What is the point of Star Wars?
When I launched Eleven-ThirtyEight ten years ago, I thought I had the answer, though it would take another eighteen months for me to articulate it.
“When Luke Skywalker throws his lightsaber aside and refuses to kill his father, that’s not just Luke’s crowning moment—that’s the point. Only this expression of ultimate compassion has the power to bring Anakin back to himself, and the fact that the apotheosis of a series with “Wars” in the title is the two main characters throwing their own lives away out of love for each other cannot be overstated.”Me, In Everything Disney Needs to Know, It Can Learn from Luke Skywalker
These days, I think it’s a little more complicated than that. Don’t get me wrong—if you asked George Lucas that’s probably about how he’d put it, and indeed he said as much to Charlie Rose around the same time:
“…everybody expresses it differently but it’s still, basically, don’t kill people, and be compassionate and love people. And so that’s basically all Star Wars is.”George Lucas on The Charlie Rose Show, October 23, 2014
Luke’s refusal to kill his father is rewarded by said father saving his life, and for doing so at the cost of his own life Anakin is rewarded with nothing less than immortality—the very thing he’d gone to the dark side looking for. By choosing to end the stories of his two main characters this way, Lucas constructed Star Wars to articulate one specific idea: only through selflessness may we live forever.

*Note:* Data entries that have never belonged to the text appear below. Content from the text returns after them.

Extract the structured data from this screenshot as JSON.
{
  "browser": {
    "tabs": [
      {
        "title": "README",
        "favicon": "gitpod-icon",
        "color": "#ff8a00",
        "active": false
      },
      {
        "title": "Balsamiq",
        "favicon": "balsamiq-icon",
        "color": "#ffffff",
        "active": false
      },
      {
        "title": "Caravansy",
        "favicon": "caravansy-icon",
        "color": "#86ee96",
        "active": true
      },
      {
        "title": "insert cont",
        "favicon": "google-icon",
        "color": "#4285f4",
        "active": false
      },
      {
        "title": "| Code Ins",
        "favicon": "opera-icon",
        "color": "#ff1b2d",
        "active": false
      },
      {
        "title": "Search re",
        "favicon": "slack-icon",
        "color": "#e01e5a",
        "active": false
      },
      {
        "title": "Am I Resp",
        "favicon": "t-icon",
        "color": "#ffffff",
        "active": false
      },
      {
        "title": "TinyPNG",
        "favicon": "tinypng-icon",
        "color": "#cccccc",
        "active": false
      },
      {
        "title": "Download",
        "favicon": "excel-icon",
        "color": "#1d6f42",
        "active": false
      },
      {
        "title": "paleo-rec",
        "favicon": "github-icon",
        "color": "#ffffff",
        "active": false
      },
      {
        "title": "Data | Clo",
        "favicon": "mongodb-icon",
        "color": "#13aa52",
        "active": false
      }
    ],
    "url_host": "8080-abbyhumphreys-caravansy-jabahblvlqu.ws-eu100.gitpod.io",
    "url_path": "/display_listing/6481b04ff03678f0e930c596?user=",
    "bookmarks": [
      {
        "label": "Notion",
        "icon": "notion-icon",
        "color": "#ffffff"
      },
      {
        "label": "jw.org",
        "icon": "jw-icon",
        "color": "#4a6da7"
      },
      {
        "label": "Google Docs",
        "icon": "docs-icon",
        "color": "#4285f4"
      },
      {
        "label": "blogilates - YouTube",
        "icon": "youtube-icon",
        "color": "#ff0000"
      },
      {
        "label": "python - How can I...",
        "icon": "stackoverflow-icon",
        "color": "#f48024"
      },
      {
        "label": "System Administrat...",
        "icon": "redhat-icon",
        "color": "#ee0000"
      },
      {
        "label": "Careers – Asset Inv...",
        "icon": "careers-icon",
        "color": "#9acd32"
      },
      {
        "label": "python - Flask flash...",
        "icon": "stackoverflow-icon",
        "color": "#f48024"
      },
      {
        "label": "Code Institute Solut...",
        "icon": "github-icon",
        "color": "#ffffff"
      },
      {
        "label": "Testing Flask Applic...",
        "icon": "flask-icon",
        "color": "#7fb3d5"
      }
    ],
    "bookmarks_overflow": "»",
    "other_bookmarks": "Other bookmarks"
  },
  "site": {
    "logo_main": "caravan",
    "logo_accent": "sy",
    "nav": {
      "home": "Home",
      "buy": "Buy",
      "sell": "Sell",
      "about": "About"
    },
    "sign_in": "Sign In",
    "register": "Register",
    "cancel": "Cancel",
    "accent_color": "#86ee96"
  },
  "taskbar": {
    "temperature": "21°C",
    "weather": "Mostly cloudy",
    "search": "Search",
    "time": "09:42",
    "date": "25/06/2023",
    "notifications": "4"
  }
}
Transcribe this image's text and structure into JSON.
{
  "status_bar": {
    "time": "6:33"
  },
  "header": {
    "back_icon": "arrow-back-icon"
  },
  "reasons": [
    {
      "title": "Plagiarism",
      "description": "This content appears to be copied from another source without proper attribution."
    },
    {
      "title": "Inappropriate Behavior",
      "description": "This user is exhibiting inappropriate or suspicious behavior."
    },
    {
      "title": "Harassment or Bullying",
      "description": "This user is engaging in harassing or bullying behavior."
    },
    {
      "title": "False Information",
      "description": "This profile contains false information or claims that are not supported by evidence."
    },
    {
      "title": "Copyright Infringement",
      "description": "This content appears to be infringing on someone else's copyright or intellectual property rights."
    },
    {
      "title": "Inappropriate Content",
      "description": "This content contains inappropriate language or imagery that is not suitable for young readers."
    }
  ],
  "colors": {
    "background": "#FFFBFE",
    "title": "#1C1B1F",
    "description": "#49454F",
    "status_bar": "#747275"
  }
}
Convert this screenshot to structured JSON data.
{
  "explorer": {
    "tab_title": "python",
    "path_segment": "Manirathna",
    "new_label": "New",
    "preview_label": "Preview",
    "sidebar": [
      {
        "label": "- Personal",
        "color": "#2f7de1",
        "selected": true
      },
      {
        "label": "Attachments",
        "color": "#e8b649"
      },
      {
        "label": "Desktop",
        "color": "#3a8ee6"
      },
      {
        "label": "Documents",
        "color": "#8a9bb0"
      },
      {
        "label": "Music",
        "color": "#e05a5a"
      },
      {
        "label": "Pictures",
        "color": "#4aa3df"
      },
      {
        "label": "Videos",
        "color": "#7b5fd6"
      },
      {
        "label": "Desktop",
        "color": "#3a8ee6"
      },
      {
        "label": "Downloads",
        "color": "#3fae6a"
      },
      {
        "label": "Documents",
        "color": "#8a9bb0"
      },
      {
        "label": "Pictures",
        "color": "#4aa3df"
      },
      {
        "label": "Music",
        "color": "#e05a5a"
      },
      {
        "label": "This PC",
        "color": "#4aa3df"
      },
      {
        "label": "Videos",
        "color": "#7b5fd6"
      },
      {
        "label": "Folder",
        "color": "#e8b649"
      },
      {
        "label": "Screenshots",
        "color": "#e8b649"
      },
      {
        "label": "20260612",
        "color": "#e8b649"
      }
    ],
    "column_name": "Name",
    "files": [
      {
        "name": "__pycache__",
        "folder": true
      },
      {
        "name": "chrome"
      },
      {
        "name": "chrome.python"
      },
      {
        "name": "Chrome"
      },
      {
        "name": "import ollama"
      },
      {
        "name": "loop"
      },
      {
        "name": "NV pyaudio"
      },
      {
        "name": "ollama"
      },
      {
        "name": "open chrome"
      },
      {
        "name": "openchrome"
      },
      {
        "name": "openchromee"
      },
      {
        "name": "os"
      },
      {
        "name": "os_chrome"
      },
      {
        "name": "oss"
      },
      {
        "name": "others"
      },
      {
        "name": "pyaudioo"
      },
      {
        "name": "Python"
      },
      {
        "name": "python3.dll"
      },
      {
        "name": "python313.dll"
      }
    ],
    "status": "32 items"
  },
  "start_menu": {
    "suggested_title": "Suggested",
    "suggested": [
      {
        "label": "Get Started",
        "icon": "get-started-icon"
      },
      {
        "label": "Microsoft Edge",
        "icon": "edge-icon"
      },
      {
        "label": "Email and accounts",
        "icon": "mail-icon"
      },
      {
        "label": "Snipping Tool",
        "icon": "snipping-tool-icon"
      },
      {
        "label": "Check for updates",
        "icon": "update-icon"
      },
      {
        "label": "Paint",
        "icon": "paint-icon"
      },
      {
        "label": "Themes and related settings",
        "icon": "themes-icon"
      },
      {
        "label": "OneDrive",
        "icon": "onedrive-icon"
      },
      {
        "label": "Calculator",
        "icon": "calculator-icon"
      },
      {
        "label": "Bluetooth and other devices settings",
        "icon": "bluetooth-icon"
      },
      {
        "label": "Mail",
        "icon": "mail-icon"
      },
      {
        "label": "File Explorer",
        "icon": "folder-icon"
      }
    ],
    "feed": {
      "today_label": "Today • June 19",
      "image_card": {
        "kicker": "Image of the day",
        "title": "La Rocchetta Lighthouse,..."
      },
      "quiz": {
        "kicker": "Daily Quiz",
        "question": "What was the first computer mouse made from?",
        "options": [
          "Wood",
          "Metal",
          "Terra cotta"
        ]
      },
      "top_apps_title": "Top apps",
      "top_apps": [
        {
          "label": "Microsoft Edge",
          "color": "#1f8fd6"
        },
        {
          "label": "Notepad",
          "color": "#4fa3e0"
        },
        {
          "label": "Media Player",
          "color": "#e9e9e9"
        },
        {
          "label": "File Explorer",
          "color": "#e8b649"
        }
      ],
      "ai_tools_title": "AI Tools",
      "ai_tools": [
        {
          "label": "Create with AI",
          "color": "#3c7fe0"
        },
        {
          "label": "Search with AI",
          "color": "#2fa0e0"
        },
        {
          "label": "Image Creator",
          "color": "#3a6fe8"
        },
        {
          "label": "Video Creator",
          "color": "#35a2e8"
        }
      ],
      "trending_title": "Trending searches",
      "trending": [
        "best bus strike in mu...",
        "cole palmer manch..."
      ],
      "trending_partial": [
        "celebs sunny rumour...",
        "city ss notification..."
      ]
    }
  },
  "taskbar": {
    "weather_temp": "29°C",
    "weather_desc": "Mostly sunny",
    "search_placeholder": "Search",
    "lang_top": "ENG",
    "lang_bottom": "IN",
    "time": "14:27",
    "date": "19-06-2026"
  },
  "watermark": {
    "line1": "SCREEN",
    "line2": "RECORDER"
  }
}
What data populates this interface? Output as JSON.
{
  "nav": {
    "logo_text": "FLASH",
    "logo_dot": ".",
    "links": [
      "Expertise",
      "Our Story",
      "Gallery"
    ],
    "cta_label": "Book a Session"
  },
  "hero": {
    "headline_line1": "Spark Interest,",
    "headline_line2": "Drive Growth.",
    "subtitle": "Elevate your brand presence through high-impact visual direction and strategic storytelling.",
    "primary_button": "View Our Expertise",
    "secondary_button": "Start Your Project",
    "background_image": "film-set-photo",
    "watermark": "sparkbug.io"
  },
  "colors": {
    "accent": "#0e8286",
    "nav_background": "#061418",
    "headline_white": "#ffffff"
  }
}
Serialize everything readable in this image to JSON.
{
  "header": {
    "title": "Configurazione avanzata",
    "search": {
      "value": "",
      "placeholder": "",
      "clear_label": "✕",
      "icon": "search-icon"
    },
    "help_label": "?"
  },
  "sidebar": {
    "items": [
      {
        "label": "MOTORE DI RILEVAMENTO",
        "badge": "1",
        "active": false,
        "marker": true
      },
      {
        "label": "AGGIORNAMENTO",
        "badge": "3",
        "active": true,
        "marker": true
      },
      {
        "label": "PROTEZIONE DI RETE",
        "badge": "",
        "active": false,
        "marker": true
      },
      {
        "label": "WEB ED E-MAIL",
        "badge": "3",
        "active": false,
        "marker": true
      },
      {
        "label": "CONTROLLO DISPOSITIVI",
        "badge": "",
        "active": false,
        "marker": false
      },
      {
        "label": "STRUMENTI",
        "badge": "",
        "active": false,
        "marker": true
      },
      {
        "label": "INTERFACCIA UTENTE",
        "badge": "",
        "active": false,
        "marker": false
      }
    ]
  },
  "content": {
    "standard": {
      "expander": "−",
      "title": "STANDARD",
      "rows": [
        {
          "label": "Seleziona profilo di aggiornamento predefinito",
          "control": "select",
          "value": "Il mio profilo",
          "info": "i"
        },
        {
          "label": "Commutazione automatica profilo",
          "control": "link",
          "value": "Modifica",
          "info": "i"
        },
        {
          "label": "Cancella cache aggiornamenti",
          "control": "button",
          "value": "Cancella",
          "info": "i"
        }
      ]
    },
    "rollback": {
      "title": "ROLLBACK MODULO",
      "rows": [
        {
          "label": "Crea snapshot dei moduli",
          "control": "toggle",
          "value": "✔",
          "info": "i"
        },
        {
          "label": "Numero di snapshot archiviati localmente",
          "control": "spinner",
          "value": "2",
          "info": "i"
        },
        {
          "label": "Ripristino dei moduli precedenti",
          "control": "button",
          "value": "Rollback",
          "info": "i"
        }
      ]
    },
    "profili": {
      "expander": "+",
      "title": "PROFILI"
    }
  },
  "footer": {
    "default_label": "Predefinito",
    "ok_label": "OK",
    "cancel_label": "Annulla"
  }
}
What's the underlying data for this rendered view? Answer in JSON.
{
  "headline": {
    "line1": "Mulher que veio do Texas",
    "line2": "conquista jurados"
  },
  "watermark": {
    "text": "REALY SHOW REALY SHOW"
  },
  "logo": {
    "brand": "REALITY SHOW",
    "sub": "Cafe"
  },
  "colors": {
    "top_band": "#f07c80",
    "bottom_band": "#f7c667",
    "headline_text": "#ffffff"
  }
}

Star Wars isn’t just an epic adventure story, it’s an argument by other means—an assertion of what Lucas had concluded was a universal human value. But after more than a decade without him at the helm, I’ve come to believe that he captured something even more universal than that. His galaxy’s unparalleled popularity around the world is due not to our ability to recognize and agree with his specific point of view, but to our ability to find within it that which we already believe. Whether the story intends as much or not.
Divorced from the whims of one quirky experimental filmmaker and given over to the expectations of Disney’s shareholders, the Galaxy Far, Far Away’s core functionality now stands revealed, for both good and ill: it’s a superficially-awesome blank slate. Freed of real history, real culture, even real physics, it’s a platform for stripping a storyteller of all artifice and revealing their core beliefs. It’s a story we tell ourselves about ourselves.
And I don’t know if you’ve noticed, but there’s not a lot of universal agreement about that these days.Read More